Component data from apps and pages
########################################
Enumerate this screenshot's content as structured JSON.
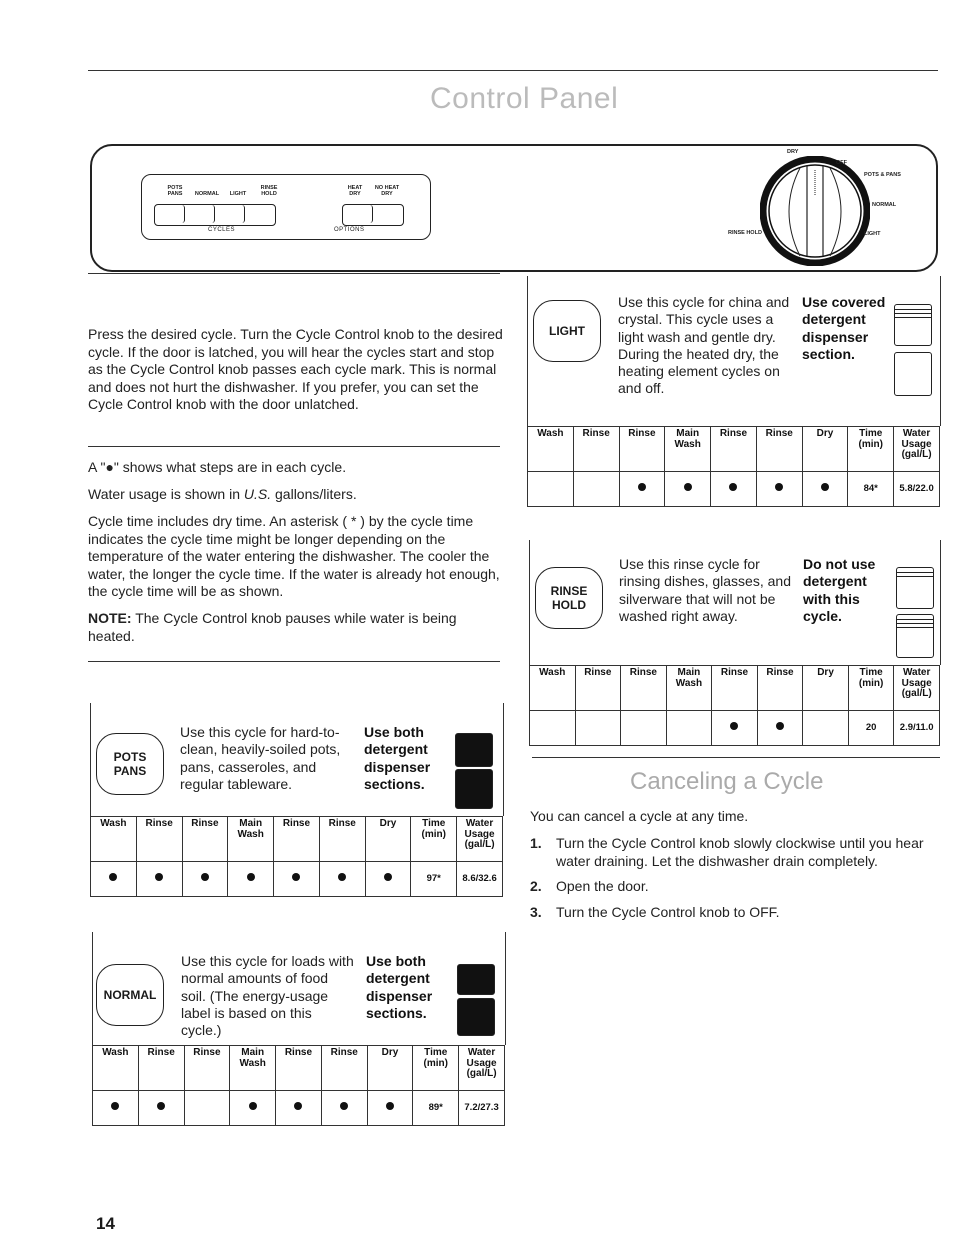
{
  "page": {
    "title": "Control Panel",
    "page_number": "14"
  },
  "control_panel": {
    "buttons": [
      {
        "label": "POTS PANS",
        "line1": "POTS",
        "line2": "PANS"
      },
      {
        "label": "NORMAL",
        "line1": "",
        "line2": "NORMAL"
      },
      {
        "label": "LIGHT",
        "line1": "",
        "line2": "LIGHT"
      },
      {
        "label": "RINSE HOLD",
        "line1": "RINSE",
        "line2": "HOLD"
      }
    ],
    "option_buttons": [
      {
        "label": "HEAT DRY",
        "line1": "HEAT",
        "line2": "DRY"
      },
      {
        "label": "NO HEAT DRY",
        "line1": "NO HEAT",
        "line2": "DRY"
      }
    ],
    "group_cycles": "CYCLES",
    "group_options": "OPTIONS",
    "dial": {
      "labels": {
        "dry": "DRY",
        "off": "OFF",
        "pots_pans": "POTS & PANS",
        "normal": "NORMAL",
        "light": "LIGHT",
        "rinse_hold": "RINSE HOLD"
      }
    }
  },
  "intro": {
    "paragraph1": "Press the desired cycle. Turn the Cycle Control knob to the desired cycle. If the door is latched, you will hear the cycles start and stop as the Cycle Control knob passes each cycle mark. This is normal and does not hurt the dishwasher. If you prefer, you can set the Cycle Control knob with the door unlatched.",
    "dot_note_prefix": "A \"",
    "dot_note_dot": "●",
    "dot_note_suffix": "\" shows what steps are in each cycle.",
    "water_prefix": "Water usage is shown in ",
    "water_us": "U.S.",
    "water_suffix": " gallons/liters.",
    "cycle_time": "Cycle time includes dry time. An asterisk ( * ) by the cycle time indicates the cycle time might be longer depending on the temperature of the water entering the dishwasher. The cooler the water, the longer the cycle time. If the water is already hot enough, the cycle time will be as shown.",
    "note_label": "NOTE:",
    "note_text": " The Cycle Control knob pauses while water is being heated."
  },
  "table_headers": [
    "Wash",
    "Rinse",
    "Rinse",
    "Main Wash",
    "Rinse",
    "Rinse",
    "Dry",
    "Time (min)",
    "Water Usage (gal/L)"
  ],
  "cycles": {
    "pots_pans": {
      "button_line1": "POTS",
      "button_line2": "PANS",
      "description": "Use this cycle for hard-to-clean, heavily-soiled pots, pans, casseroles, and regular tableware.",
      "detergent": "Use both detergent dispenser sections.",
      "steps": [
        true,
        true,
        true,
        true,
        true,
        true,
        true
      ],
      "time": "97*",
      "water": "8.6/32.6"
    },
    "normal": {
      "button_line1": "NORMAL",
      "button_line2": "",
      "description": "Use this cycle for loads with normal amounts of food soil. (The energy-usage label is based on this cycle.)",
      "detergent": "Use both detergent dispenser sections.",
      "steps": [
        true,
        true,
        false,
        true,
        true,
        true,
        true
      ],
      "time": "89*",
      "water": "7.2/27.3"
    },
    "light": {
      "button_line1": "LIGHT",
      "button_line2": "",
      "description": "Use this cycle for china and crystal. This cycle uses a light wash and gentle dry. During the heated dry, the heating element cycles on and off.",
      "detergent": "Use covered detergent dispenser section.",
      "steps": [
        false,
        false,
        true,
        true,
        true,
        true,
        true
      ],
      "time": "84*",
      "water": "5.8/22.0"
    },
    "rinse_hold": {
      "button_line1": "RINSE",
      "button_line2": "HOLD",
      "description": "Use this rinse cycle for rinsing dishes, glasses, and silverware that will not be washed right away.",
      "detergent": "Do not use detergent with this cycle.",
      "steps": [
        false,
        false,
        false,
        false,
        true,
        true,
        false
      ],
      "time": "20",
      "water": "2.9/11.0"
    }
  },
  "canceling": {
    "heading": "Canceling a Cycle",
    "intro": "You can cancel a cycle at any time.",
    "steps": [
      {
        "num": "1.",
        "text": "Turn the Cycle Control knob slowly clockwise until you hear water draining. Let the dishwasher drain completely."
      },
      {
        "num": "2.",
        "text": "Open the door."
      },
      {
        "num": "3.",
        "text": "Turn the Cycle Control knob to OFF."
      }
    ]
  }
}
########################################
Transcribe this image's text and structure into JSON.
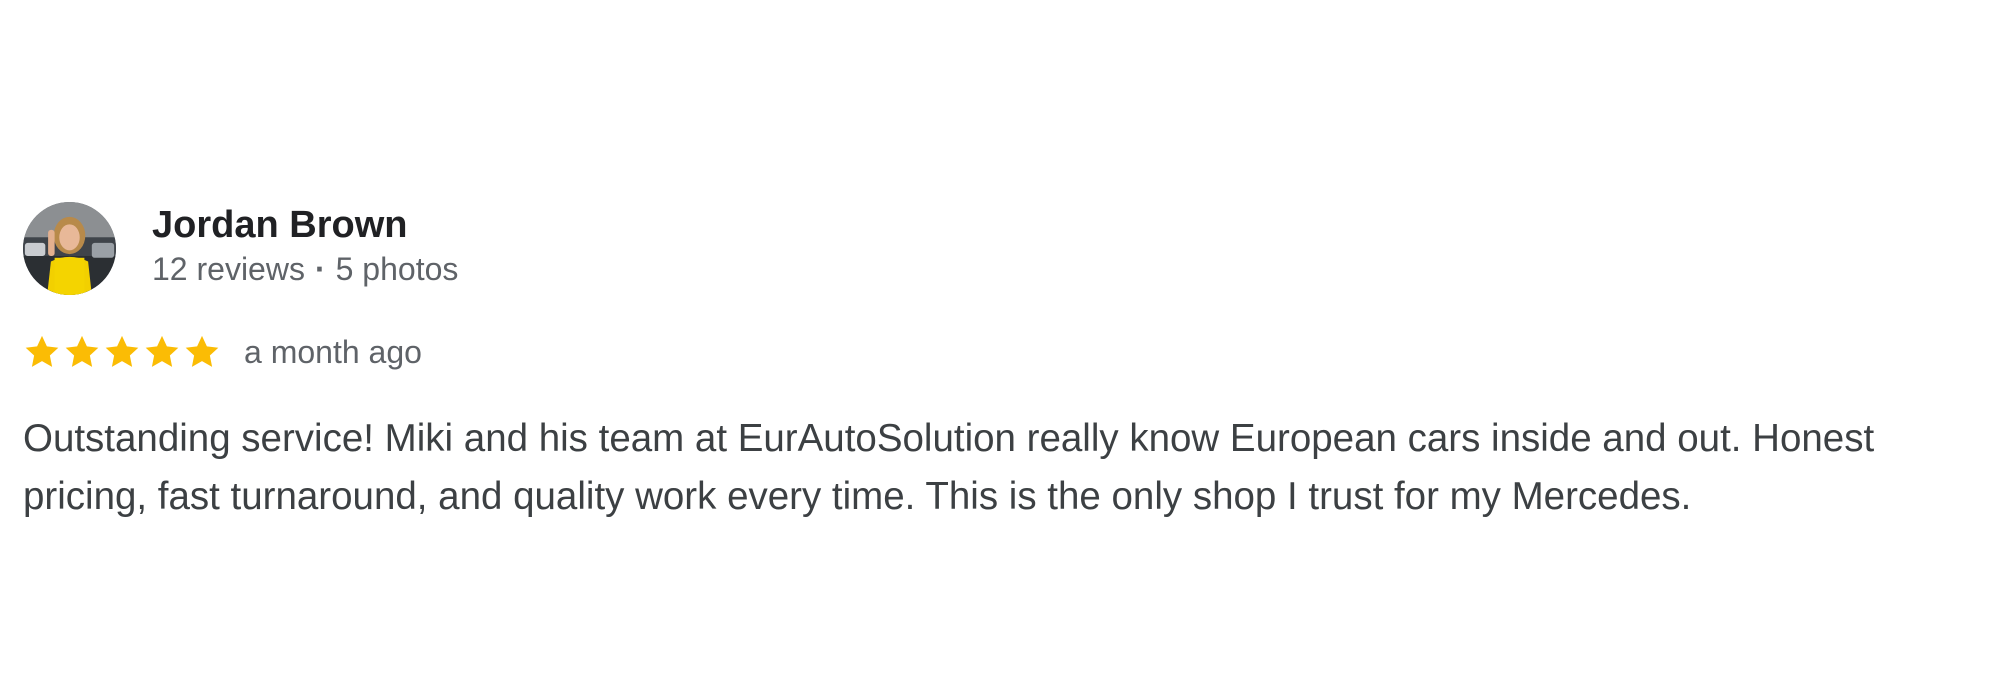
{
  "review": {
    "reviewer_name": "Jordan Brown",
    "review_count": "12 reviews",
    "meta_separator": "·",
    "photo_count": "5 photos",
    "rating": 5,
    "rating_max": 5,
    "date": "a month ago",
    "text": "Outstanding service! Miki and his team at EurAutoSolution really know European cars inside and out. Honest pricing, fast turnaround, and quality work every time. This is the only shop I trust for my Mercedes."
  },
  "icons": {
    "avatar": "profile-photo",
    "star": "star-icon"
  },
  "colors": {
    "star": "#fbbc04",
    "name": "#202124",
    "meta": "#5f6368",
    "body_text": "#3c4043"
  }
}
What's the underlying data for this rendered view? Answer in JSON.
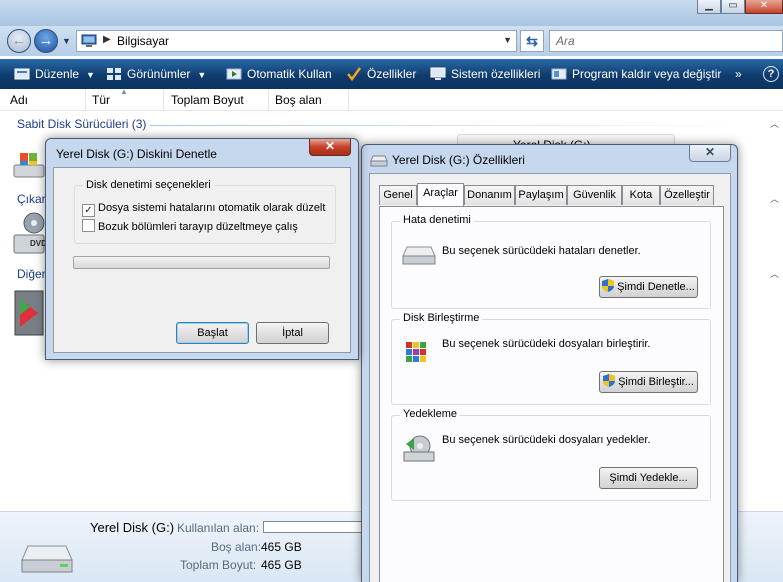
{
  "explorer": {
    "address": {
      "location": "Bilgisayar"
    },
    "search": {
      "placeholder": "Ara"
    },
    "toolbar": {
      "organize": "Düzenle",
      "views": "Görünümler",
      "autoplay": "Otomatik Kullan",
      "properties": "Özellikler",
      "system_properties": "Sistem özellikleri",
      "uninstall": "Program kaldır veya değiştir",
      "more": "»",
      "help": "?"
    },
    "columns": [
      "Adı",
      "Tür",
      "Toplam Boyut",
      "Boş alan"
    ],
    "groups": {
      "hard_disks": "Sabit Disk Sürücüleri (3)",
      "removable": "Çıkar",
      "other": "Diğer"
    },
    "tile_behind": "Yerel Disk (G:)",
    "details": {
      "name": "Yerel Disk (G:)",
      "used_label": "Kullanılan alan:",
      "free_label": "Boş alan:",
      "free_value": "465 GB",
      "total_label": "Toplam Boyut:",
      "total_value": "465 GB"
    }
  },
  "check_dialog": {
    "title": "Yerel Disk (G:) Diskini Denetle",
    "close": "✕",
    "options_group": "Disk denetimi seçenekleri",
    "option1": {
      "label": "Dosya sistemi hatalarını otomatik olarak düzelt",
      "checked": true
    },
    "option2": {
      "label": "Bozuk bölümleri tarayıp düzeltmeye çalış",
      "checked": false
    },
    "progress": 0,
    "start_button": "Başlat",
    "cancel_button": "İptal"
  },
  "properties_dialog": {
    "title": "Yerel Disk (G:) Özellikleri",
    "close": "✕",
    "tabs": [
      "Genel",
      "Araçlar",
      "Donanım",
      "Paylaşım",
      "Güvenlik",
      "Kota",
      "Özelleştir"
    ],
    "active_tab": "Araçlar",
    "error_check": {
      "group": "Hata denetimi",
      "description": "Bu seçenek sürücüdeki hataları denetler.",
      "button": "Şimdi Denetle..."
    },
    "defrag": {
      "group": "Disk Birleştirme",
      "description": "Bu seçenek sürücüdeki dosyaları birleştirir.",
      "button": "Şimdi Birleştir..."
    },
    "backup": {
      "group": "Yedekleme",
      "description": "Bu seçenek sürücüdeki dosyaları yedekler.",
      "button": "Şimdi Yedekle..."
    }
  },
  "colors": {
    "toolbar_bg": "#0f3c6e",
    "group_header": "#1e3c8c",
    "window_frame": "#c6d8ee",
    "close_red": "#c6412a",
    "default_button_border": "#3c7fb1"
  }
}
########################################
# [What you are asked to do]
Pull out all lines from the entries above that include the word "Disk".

# [Expected answer]
      "hard_disks": "Sabit Disk Sürücüleri (3)",
    "tile_behind": "Yerel Disk (G:)",
      "name": "Yerel Disk (G:)",
    "title": "Yerel Disk (G:) Diskini Denetle",
    "options_group": "Disk denetimi seçenekleri",
    "title": "Yerel Disk (G:) Özellikleri",
      "group": "Disk Birleştirme",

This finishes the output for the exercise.